EXERCISE AIM: In the entries below, find each line with the word "package" and pull it out.

[Collected data]

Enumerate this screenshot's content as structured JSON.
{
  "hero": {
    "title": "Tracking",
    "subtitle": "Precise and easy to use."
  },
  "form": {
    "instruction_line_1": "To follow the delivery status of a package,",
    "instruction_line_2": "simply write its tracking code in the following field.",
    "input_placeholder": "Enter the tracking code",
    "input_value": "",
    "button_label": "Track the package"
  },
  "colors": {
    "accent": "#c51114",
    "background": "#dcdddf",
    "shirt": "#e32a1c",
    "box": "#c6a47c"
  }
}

WRITTEN SOLUTION:
    "instruction_line_1": "To follow the delivery status of a package,",
    "button_label": "Track the package"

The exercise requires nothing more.